This year, I wrote two letters to the Herald, which were published. Decades ago a colleague in Britain warned me that writing letters to the local newspaper was at worst a sign of madness and at best evidence of being a "sad bastard".


I was in fact "sad", but to write a letter, it also helps me to be cross. The first was in response to Minister Gerry Brownlee's remarkable assault on Finland, unprecedented in peacetime.

The other was evoked by a lobbyist to the Government telling a professional academic with the temerity to discuss New Zealand's environmental degradation to retire to his comfy tenure in the lounge.

In the first case, I explained that Finland had social investment in education, parental support and gender equality of opportunity that made New Zealand look like Mount Doom. In the second I pointed out that academic tenure does not exist here and lounges are in short supply. The lobbyist appeared to be more than adequately upholstered. In New Zealand the ignorance-alleviation industry desperately needs a shot in the arm.

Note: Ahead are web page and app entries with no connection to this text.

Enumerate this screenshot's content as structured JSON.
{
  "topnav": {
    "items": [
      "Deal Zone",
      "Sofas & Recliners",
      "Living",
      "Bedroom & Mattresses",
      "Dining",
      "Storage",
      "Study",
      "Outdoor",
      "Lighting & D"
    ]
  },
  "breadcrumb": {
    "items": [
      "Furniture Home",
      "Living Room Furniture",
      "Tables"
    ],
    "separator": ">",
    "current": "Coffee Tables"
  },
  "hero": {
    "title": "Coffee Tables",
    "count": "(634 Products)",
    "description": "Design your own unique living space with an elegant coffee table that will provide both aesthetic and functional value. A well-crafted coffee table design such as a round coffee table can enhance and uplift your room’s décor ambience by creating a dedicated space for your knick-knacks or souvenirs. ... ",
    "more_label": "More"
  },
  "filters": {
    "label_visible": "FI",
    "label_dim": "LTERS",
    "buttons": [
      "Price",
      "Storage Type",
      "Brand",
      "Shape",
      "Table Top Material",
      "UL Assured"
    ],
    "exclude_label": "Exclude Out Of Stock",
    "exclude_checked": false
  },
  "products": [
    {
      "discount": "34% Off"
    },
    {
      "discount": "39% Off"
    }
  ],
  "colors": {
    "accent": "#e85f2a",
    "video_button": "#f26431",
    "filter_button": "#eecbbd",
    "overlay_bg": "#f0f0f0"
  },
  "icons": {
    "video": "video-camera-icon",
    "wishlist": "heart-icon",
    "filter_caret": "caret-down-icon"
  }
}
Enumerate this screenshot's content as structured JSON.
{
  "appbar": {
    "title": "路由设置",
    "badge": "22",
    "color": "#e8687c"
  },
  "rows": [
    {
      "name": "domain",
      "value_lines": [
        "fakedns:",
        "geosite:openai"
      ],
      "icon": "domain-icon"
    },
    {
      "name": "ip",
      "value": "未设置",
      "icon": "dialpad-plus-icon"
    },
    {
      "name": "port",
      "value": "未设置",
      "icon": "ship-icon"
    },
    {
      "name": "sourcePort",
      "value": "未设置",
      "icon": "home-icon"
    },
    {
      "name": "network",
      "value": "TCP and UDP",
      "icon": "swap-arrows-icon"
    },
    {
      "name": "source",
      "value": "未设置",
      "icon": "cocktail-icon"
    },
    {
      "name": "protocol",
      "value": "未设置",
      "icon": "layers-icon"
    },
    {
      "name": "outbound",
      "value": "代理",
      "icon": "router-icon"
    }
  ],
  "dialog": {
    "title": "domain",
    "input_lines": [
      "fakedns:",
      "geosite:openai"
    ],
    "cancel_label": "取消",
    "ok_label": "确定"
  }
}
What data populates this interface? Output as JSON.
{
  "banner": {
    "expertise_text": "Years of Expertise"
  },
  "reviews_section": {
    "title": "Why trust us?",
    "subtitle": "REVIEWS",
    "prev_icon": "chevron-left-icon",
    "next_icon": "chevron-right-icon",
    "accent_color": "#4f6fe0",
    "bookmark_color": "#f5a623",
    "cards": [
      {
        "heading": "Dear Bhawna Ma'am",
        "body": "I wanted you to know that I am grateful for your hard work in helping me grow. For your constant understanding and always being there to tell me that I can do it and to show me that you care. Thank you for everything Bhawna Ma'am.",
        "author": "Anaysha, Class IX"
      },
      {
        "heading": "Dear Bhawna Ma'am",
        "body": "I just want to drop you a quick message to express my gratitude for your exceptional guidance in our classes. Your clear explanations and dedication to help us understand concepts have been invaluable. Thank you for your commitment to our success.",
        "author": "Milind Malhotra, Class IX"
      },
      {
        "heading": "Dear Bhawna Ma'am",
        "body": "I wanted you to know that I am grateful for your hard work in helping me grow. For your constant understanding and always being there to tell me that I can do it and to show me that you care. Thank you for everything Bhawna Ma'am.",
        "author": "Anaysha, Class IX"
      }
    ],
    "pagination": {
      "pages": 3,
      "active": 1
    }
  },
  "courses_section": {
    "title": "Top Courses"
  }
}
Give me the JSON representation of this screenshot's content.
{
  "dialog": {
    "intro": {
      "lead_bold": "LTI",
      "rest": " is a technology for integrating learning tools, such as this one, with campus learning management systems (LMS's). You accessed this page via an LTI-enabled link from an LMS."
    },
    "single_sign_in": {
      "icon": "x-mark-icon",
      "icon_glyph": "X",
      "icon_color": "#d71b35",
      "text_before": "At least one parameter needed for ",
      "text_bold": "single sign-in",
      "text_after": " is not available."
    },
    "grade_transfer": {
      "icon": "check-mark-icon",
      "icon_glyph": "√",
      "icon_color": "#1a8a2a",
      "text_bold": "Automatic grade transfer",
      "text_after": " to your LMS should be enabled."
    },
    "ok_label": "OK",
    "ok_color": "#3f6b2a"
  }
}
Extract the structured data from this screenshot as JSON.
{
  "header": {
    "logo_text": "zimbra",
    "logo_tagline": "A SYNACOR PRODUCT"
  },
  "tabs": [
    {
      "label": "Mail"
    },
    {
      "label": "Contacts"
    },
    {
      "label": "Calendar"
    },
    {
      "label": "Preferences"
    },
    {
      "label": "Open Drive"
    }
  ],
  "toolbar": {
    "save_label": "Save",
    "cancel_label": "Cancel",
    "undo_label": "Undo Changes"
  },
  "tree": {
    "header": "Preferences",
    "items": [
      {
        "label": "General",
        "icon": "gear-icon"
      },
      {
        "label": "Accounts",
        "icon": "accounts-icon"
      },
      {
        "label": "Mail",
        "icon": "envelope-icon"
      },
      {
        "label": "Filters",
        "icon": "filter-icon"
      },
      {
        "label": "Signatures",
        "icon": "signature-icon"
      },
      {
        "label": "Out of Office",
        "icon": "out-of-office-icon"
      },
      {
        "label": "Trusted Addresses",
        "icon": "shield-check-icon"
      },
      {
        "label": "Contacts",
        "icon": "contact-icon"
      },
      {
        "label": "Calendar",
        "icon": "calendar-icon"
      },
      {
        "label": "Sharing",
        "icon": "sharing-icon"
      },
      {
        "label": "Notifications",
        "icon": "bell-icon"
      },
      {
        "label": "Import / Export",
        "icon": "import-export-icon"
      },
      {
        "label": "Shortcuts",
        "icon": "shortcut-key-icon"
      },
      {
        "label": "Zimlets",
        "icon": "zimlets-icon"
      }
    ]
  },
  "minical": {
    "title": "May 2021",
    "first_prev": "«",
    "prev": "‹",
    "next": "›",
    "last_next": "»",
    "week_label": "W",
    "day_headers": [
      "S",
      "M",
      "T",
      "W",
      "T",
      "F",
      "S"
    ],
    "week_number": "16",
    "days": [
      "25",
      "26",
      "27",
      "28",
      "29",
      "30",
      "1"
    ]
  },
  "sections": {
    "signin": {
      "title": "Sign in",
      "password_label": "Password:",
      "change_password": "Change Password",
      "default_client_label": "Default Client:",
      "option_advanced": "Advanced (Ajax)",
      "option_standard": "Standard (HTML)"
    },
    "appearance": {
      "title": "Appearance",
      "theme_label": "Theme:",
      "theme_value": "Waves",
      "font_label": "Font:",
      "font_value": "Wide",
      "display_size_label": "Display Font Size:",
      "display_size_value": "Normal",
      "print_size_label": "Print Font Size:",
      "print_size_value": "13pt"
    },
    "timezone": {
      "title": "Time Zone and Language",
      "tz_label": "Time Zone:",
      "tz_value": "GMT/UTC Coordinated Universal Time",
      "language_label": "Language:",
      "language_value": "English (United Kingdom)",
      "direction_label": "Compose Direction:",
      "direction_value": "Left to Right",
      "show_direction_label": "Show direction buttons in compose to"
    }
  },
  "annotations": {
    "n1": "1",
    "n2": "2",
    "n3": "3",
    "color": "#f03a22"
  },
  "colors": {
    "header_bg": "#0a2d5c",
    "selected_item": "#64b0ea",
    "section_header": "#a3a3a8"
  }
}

A senior colleague who moved from Auckland back to his (and my) home city of Wellington recently made a funny joke. The only problem about returning to Wellington, he reported, was that you find the city and the country run by all the members of your BA (Hons) classes who got seconds. It is probably only funny if you got a first, and then became an academic. But as a result we deferred our earning years and some of us remain fervent believers in education.

Which brings me back to Finland. They live in a sub-arctic marginal zone, and suffer from alcoholism and depression, but their social policies put us in late antiquity. Why does New Zealand have the governments it elects and the policies they pursue? It is not, presumably, because New Zealanders are dumber than Finns. So it must be: education, education, education.

Jonathan Scott is professor of history at Auckland University.